• TASK ITEM
If a line in the data below holds the word "intro", include it in the count. Give only the final number.
-*-*-
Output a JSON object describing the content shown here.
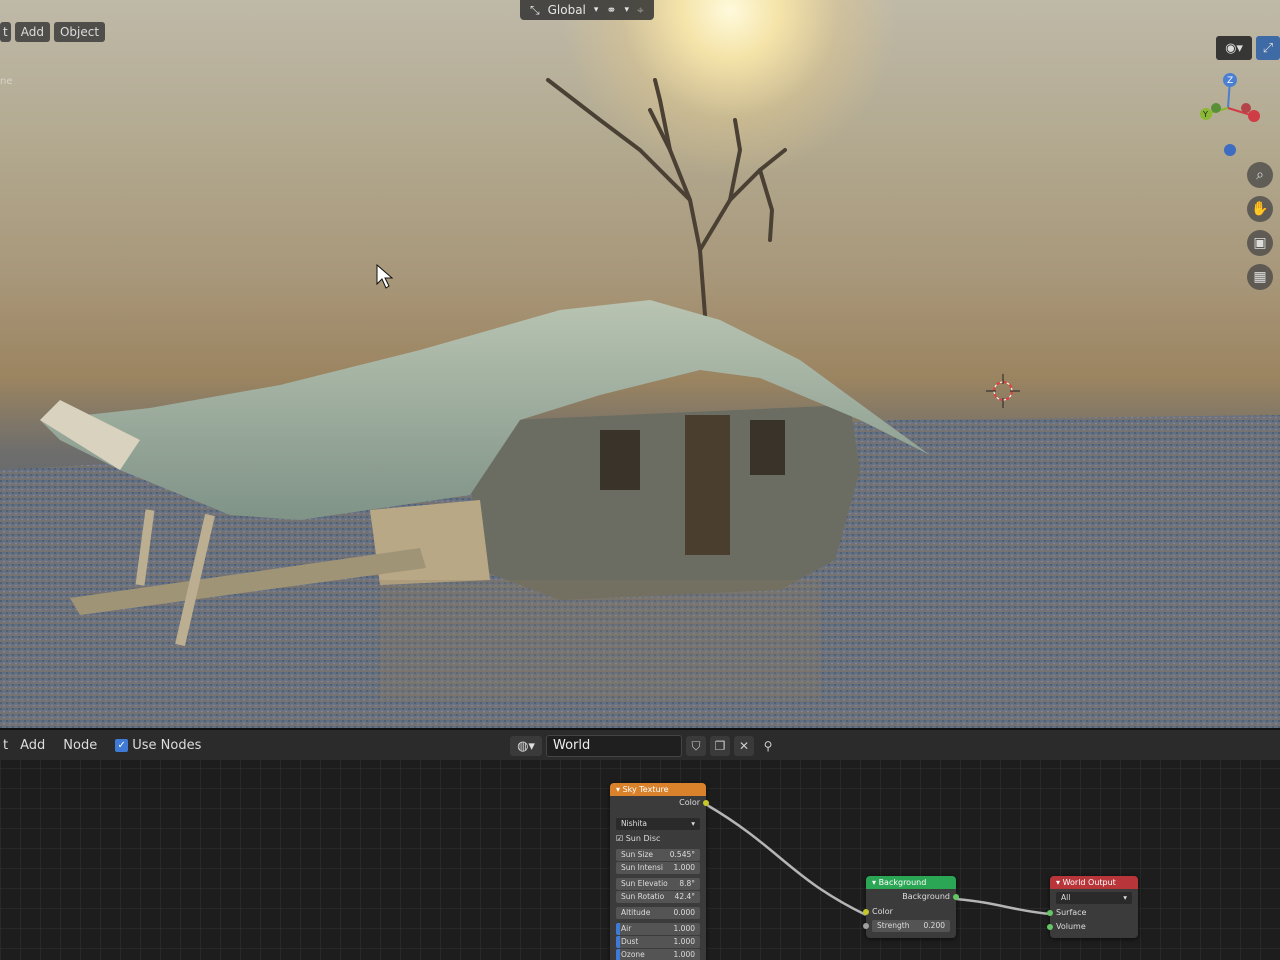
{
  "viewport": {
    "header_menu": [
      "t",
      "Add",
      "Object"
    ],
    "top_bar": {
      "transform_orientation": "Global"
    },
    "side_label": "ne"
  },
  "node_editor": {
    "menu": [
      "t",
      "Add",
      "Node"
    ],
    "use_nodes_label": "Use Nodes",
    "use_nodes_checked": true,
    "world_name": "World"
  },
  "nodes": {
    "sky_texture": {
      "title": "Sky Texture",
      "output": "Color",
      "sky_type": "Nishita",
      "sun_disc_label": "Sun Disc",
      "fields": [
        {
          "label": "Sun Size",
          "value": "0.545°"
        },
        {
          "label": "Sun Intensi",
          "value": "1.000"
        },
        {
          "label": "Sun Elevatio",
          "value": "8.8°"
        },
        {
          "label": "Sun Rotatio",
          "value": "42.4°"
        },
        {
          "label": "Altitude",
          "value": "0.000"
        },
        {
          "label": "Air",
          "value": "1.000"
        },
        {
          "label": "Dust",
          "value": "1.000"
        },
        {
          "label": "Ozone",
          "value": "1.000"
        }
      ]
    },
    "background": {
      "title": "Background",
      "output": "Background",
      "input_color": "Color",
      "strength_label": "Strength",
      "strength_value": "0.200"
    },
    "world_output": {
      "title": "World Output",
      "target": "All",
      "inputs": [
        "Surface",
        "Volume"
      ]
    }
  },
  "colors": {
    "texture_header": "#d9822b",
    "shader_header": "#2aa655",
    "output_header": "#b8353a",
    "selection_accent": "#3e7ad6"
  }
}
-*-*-
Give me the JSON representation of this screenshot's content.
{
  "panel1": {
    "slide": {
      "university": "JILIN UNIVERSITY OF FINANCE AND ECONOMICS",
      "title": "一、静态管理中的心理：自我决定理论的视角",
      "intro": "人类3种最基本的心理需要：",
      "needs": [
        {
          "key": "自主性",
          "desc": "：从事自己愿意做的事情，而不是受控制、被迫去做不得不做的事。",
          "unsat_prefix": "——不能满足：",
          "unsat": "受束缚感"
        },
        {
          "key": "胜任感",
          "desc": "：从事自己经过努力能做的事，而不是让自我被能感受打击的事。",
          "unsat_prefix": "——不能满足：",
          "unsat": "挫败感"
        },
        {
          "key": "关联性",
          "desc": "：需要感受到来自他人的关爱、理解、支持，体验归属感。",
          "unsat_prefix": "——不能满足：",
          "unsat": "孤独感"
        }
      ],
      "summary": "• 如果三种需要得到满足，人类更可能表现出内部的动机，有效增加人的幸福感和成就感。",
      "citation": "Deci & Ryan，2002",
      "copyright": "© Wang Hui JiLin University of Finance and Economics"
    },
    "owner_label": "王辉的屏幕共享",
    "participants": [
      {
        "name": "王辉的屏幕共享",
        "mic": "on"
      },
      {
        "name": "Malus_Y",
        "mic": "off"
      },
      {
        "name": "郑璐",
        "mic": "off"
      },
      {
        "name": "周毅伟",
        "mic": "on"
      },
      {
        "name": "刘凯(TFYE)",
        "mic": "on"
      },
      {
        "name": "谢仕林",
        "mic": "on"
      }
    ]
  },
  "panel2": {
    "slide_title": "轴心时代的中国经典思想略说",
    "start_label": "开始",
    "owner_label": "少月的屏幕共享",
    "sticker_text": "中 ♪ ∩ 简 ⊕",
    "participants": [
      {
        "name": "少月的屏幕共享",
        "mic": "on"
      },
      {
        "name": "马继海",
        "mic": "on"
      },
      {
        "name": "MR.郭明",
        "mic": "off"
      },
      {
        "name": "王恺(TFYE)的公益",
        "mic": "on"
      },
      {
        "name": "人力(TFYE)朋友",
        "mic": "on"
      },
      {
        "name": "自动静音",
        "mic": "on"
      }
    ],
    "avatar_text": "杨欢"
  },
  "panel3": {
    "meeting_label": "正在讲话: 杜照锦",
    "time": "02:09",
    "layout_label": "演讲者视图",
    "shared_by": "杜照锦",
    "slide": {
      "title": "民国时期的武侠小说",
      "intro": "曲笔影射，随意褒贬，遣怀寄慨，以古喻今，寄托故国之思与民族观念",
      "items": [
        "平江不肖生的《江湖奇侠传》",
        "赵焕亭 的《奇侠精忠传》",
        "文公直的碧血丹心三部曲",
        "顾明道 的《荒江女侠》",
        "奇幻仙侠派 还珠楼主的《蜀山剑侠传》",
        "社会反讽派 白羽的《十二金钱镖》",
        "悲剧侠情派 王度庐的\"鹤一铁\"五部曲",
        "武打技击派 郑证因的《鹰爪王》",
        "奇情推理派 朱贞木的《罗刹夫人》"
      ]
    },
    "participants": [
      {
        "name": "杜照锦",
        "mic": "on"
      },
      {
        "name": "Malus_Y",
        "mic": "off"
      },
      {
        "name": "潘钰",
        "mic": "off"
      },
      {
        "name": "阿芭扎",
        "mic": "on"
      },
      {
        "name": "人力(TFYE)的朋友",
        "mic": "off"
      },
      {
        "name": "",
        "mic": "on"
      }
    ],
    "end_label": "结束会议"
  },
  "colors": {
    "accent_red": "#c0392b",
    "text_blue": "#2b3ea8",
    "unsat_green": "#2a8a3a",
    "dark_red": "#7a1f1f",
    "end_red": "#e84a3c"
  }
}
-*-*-
• OUTPUT
2